Last week, the iconic American fashion company Levi Strauss returned to public markets after more than three decades of private ownership. Shares surged 30% on the day of the initial public offering (IPO), pushing investor hopes even higher for the more than 300 US companies expected to go public. Excitement is particularly high around Unicorns –private start-ups valued at more than $1 billion –such as Lyft, AirBnB, and Uber. Named for their rarity, such companies are hard to find and usually draw a great deal of attention when their shares are opened to the public for the first time. Despite worries of a flattening yield curve, believed by many to signal a recession is imminent, Goldman Sachs expects future filings to generate a record $80 billion for 2019. This is largely thanks to these Unicorn IPOs, as investors’ fear of missing out leads them overlook profitability in favour of user growth as they race to take part in ‘the next big thing’. Buying shares in a Unicorn IPO is a risky move, but can pay off handsomely in the long-run. Something for this year’s investment groups? Let’s have a look at what’s on offer…
This year is looking like a historical one for companies engaged in the sharing economy. Ride-hailing app Lyft went public on Friday 29th March at an initial valuation of $20.5 billion, with shares being priced at the upper end of their expected range. Upon market open, shares jumped almost 20% from their opening price. This comes as no surprise, given that the order book for the company’s shares was filled within 24 hours amid strong investor demand. Though Lyft is now in the spotlight, having become the first US ride-hailing service to go public, even more hype can be expected from the yet-to-be-announced IPO of its arch-rival Uber. With 39% of the US ride-hailing market, Lyft has a lower penetration than Uber and has yet to turn a profit. Meanwhile, Uber continues to grow at an astonishing rate, generating revenues of $11.3 billion in 2018 and achieving four times as many customers as Lyft. The still privately-owned ride-hailing giant is speculated to achieve a valuation of over $100 billion when it goes public.
AirBnB is another sharing-economy Unicorn that is expected to go public in the foreseeable future. The home-sharing platform is already causing a big headache to traditional hotels, having captured more spending by US consumers than the industry giant Hilton in 2018. AirBnB has been profitable for the past two years, generating 2.6 billion in sales for 2017 and almost $4 billion in private funding. Its growth is unlikely to slowdown anytime soon, with a whopping 500 million guests expected by first quarter 2019. However, many are concerned of growing competition from the likes of Booking.com and Expedia as they pursue their own ‘alternative accommodations’ strategies. Others fear regulatory backlashes; in Amsterdam, for example, landlords using the AirBnB platform to offer their entire home are restricted to renting out their property for a maximum of 30 days per year and cannot host more than four adults per location. Nevertheless, AirBnB’s disruptive nature and wide coverage will certainly make its IPO one to keep an eye on.

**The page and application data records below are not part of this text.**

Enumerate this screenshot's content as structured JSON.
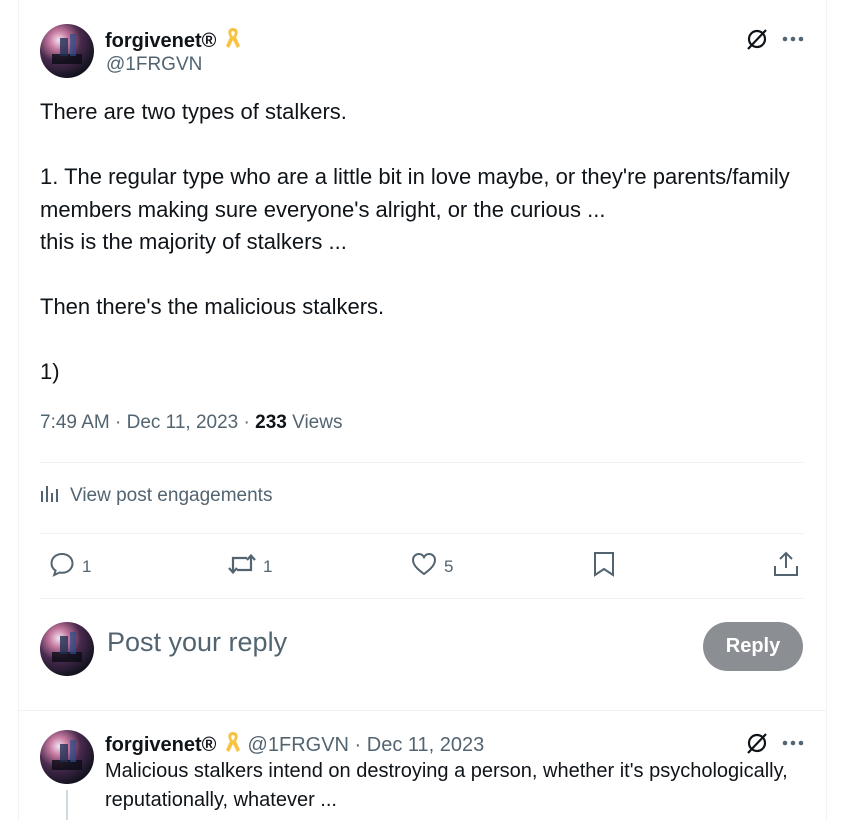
{
  "post": {
    "author_name": "forgivenet®",
    "author_handle": "@1FRGVN",
    "body": "There are two types of stalkers.\n\n1. The regular type who are a little bit in love maybe, or they're parents/family members making sure everyone's alright, or the curious ...\nthis is the majority of stalkers ...\n\nThen there's the malicious stalkers.\n\n1)",
    "time": "7:49 AM",
    "date": "Dec 11, 2023",
    "views_count": "233",
    "views_label": "Views",
    "engagements_label": "View post engagements"
  },
  "actions": {
    "reply_count": "1",
    "repost_count": "1",
    "like_count": "5"
  },
  "composer": {
    "placeholder": "Post your reply",
    "reply_label": "Reply"
  },
  "reply": {
    "author_name": "forgivenet®",
    "author_handle": "@1FRGVN",
    "date": "Dec 11, 2023",
    "body": "Malicious stalkers intend on destroying a person, whether it's psychologically, reputationally, whatever ..."
  },
  "colors": {
    "text": "#0f1419",
    "muted": "#536471",
    "divider": "#eff3f4",
    "reply_button": "#8b8f93",
    "ribbon": "#f6c343"
  },
  "icons": {
    "ribbon": "awareness-ribbon-icon",
    "grok": "grok-icon",
    "more": "more-dots-icon",
    "engagements": "bar-chart-icon",
    "reply": "comment-icon",
    "repost": "repost-icon",
    "like": "heart-icon",
    "bookmark": "bookmark-icon",
    "share": "share-icon"
  }
}
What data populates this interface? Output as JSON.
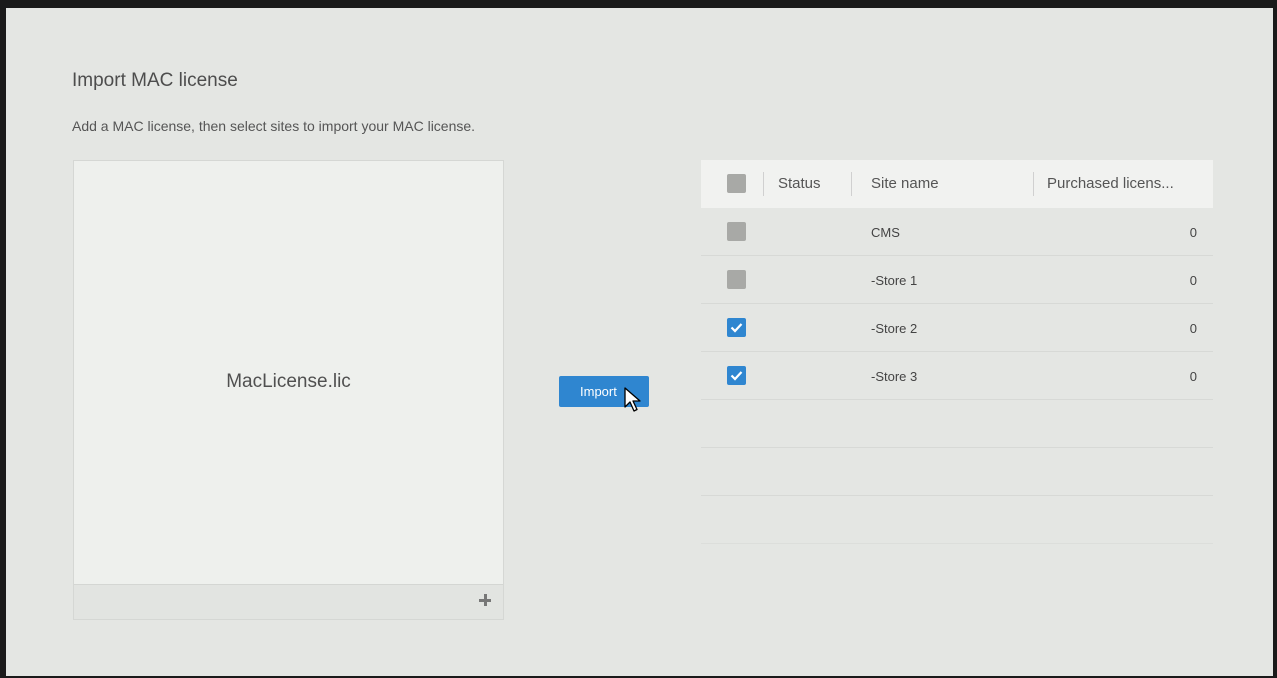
{
  "dialog": {
    "title": "Import MAC license",
    "subtitle": "Add a MAC license, then select sites to import your MAC license."
  },
  "file_panel": {
    "file_name": "MacLicense.lic",
    "add_icon": "plus-icon"
  },
  "import_button": {
    "label": "Import"
  },
  "table": {
    "columns": [
      "Status",
      "Site name",
      "Purchased licens..."
    ],
    "rows": [
      {
        "site": "CMS",
        "purchased": "0",
        "checked": false
      },
      {
        "site": "-Store 1",
        "purchased": "0",
        "checked": false
      },
      {
        "site": "-Store 2",
        "purchased": "0",
        "checked": true
      },
      {
        "site": "-Store 3",
        "purchased": "0",
        "checked": true
      }
    ],
    "select_all_checked": false
  },
  "colors": {
    "accent": "#2f86d0",
    "background": "#e4e6e3",
    "checkbox_off": "#a8a9a6"
  }
}
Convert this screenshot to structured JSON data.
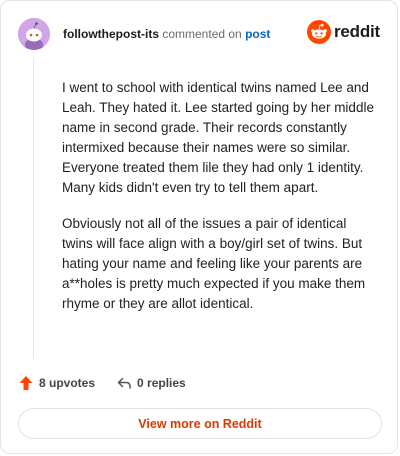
{
  "header": {
    "author": "followthepost-its",
    "action_text": "commented on",
    "post_link": "post",
    "brand": "reddit"
  },
  "comment": {
    "paragraphs": [
      "I went to school with identical twins named Lee and Leah. They hated it. Lee started going by her middle name in second grade. Their records constantly intermixed because their names were so similar. Everyone treated them lile they had only 1 identity. Many kids didn't even try to tell them apart.",
      "Obviously not all of the issues a pair of identical twins will face align with a boy/girl set of twins. But hating your name and feeling like your parents are a**holes is pretty much expected if you make them rhyme or they are allot identical."
    ]
  },
  "actions": {
    "upvotes": "8 upvotes",
    "replies": "0 replies"
  },
  "footer": {
    "view_button": "View more on Reddit"
  },
  "colors": {
    "upvote": "#ff4500",
    "link": "#0a66c2",
    "view_button_text": "#d93a00",
    "avatar_bg": "#cfa6e6"
  },
  "icons": {
    "avatar": "snoo-avatar-icon",
    "logo": "reddit-logo-icon",
    "upvote": "upvote-arrow-icon",
    "reply": "reply-arrow-icon"
  }
}
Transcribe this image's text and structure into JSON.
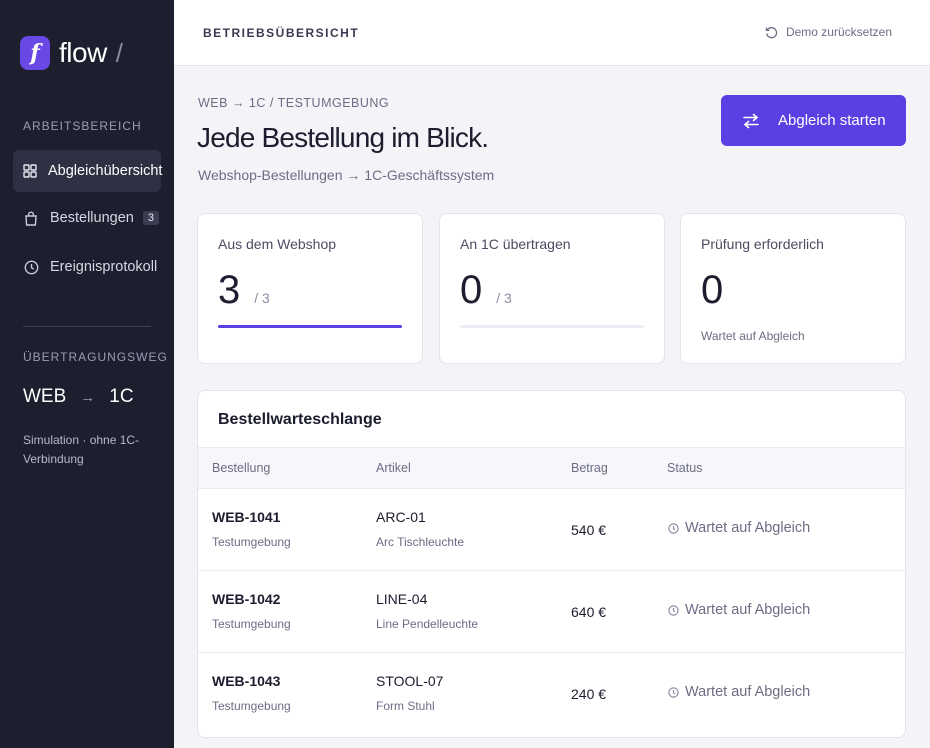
{
  "brand": {
    "mark": "f",
    "name": "flow",
    "separator": "/"
  },
  "sidebar": {
    "section_workspace": "ARBEITSBEREICH",
    "items": [
      {
        "label": "Abgleichübersicht",
        "icon": "grid-icon",
        "active": true
      },
      {
        "label": "Bestellungen",
        "icon": "bag-icon",
        "badge": "3"
      },
      {
        "label": "Ereignisprotokoll",
        "icon": "clock-icon"
      }
    ],
    "section_route": "ÜBERTRAGUNGSWEG",
    "route_from": "WEB",
    "route_arrow": "→",
    "route_to": "1C",
    "route_note": "Simulation · ohne 1C-Verbindung"
  },
  "topbar": {
    "title": "BETRIEBSÜBERSICHT",
    "reset_label": "Demo zurücksetzen"
  },
  "main": {
    "breadcrumb": "WEB → 1C / TESTUMGEBUNG",
    "title": "Jede Bestellung im Blick.",
    "subtitle": "Webshop-Bestellungen → 1C-Geschäftssystem",
    "start_button": "Abgleich starten"
  },
  "stats": [
    {
      "label": "Aus dem Webshop",
      "value": "3",
      "total": "/ 3",
      "progress": 1.0
    },
    {
      "label": "An 1C übertragen",
      "value": "0",
      "total": "/ 3",
      "progress": 0.0
    },
    {
      "label": "Prüfung erforderlich",
      "value": "0",
      "note": "Wartet auf Abgleich"
    }
  ],
  "queue": {
    "title": "Bestellwarteschlange",
    "columns": [
      "Bestellung",
      "Artikel",
      "Betrag",
      "Status"
    ],
    "rows": [
      {
        "id": "WEB-1041",
        "env": "Testumgebung",
        "code": "ARC-01",
        "name": "Arc Tischleuchte",
        "amount": "540 €",
        "status": "Wartet auf Abgleich"
      },
      {
        "id": "WEB-1042",
        "env": "Testumgebung",
        "code": "LINE-04",
        "name": "Line Pendelleuchte",
        "amount": "640 €",
        "status": "Wartet auf Abgleich"
      },
      {
        "id": "WEB-1043",
        "env": "Testumgebung",
        "code": "STOOL-07",
        "name": "Form Stuhl",
        "amount": "240 €",
        "status": "Wartet auf Abgleich"
      }
    ]
  },
  "colors": {
    "accent": "#5b3fe3",
    "sidebar": "#1d1e2e",
    "background": "#f4f4f8"
  }
}
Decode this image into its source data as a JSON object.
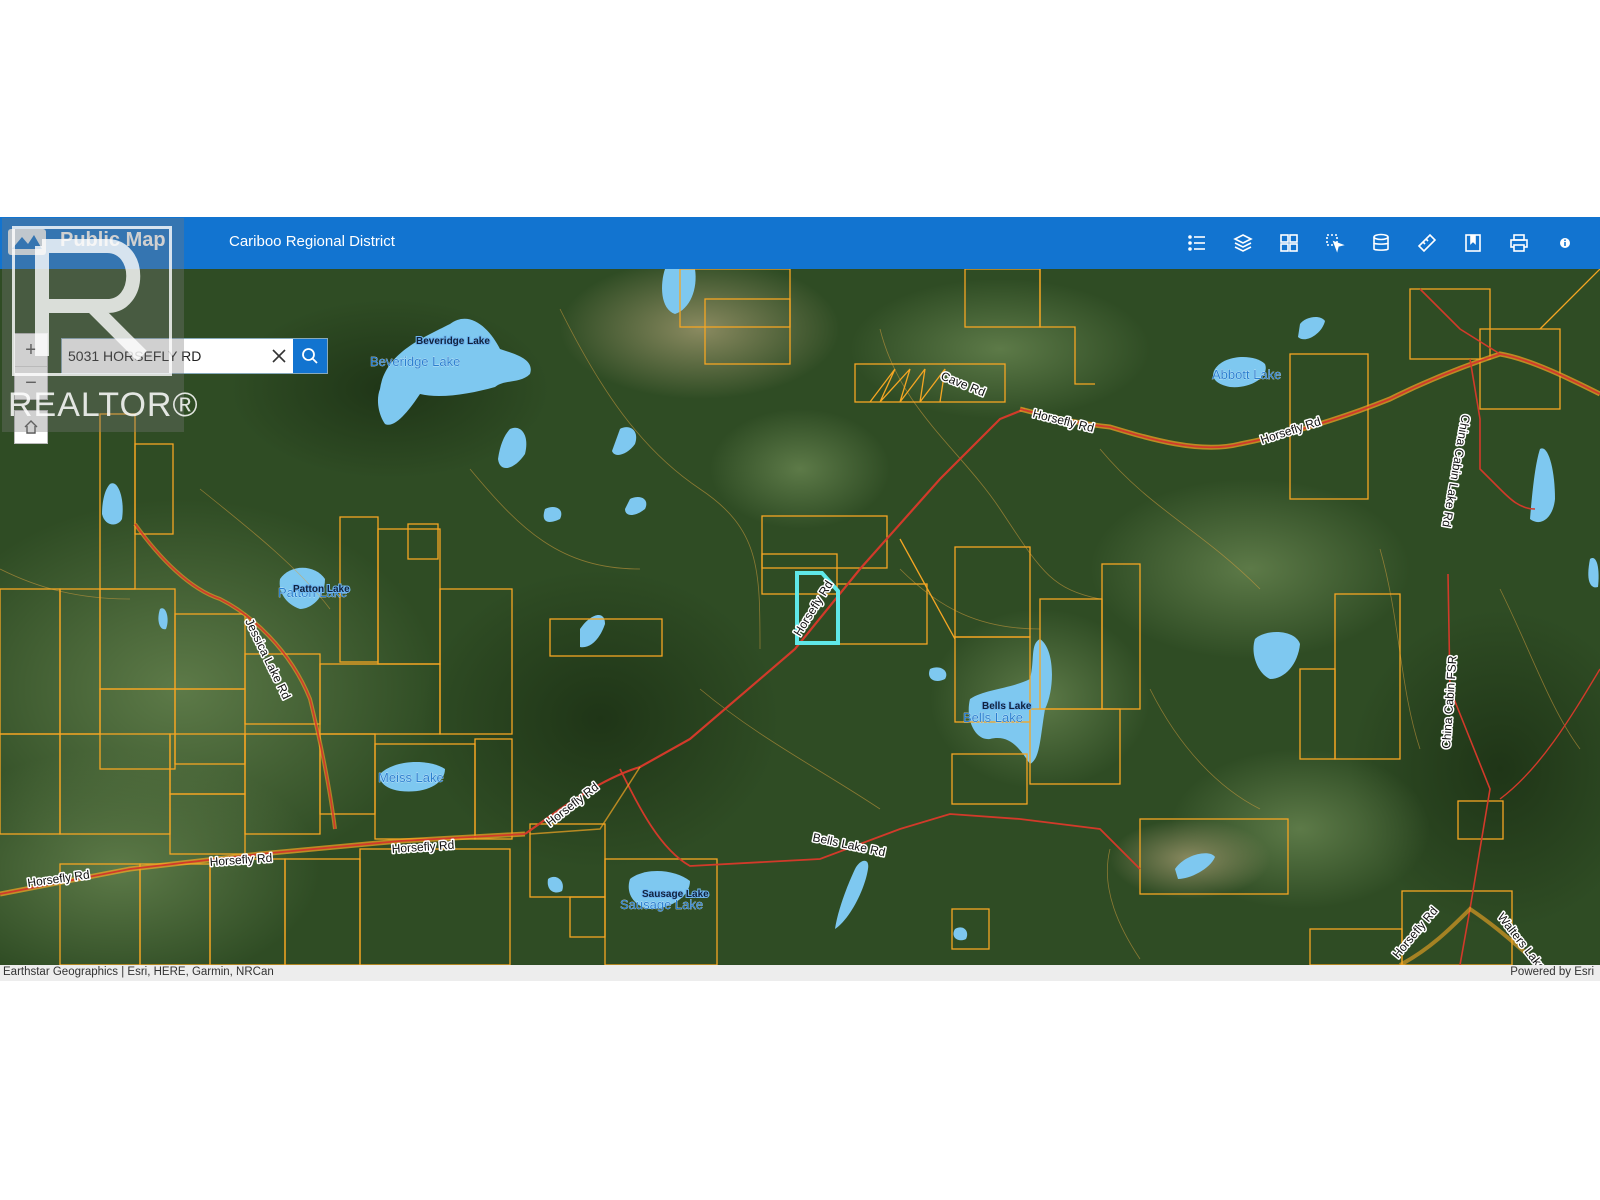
{
  "header": {
    "app_title": "Public Map",
    "district": "Cariboo Regional District"
  },
  "toolbar": [
    {
      "name": "legend-icon"
    },
    {
      "name": "layers-icon"
    },
    {
      "name": "basemap-gallery-icon"
    },
    {
      "name": "select-icon"
    },
    {
      "name": "query-icon"
    },
    {
      "name": "measure-icon"
    },
    {
      "name": "bookmark-icon"
    },
    {
      "name": "print-icon"
    },
    {
      "name": "info-icon"
    }
  ],
  "search": {
    "value": "5031 HORSEFLY RD"
  },
  "zoom": {
    "in_label": "+",
    "out_label": "−"
  },
  "attribution": {
    "left": "Earthstar Geographics | Esri, HERE, Garmin, NRCan",
    "right": "Powered by Esri"
  },
  "watermark": {
    "text": "REALTOR®"
  },
  "map": {
    "road_labels": {
      "cave_rd": "Cave Rd",
      "horsefly_rd_ne1": "Horsefly Rd",
      "horsefly_rd_ne2": "Horsefly Rd",
      "horsefly_rd_center": "Horsefly Rd",
      "horsefly_rd_sw": "Horsefly Rd",
      "horsefly_rd_s1": "Horsefly Rd",
      "horsefly_rd_s2": "Horsefly Rd",
      "horsefly_rd_w": "Horsefly Rd",
      "horsefly_rd_se": "Horsefly Rd",
      "jessica_lake_rd": "Jessica Lake Rd",
      "bells_lake_rd": "Bells Lake Rd",
      "china_cabin_lake_rd": "China Cabin Lake Rd",
      "china_cabin_fsr": "China Cabin FSR",
      "walters_lake": "Walters Lake"
    },
    "lake_labels": {
      "beveridge_lake": "Beveridge Lake",
      "beveridge_lake_tag": "Beveridge Lake",
      "abbott_lake": "Abbott Lake",
      "patton_lake": "Patton Lake",
      "patton_lake_tag": "Patton Lake",
      "meiss_lake": "Meiss Lake",
      "bells_lake": "Bells Lake",
      "bells_lake_tag": "Bells Lake",
      "sausage_lake": "Sausage Lake",
      "sausage_lake_tag": "Sausage Lake"
    },
    "colors": {
      "header": "#1274d0",
      "parcel": "#f5a623",
      "highway": "#d23a2a",
      "selected_parcel": "#5fe8e8",
      "lake": "#7ec8f0",
      "forest": "#2e4a22"
    }
  }
}
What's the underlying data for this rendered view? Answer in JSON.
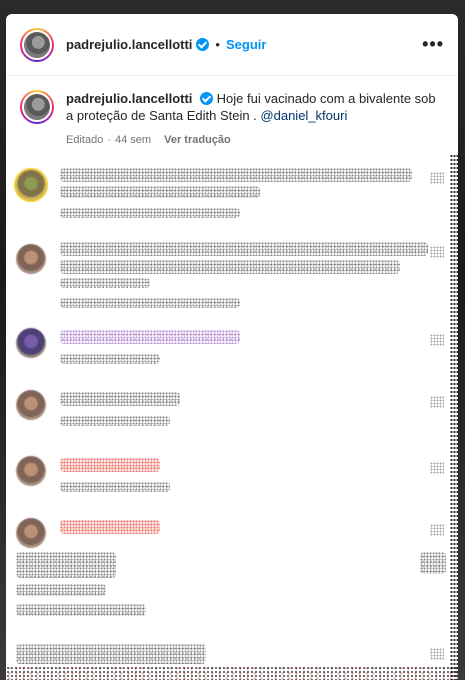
{
  "post": {
    "header": {
      "username": "padrejulio.lancellotti",
      "separator": "•",
      "follow_label": "Seguir",
      "more_label": "•••"
    },
    "caption": {
      "username": "padrejulio.lancellotti",
      "text": "Hoje fui vacinado com a bivalente sob a proteção de Santa Edith Stein . ",
      "mention": "@daniel_kfouri",
      "edited_label": "Editado",
      "separator": "·",
      "time": "44 sem",
      "translate_label": "Ver tradução"
    }
  },
  "colors": {
    "accent": "#0095f6",
    "mention": "#00376b",
    "meta": "#737373"
  },
  "icons": {
    "verified": "verified-badge-icon",
    "more": "more-options-icon"
  }
}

Pinterest is also in the headlines after it filed for an IPO. The image sharing app has 265 million monthly users and showed strong financial performance, with revenues jumping 60% from $473 million in 2017 to $756 million in 2018. Meanwhile, losses halved to $63 million last year as it continues along the path to profitability. Another tech-related Unicorn to keep an eye on is Slack, the workplace messaging app which can be seen as WhatsApp for professional use. Unlike the others, however, Slack intends to perform a direct listing as opposed to an IPO. In a direct listing, such as that of Spotify last year, no new shares are issued and as such no new capital is raised from turning to the public market.
These Unicorns coming to public markets presents an interesting but risky opportunity for investors, particularly given the turbulence and uncertainty of current markets. Nevertheless, it is likely that these Unicorns will achieve high valuations upon their debut as investors buy into their promise of future earnings. However, investors should acknowledge a possible post-IPO hangover when hype turns to doubt as markets no longer buy the story–and with painful consequences. Snap, the maker of popular social media app Snapchat, serves as an adequate example. Despite shares going public at $17 and quickly soaring 50% on the first day of trading, even investors who managed to get their hands on shares at their debut price would be hurting as the stock sank to less than $5 at the end of 2018. So investors beware; Unicorns may look pretty, but their horns can hurt!
Written by: Jasper Thouin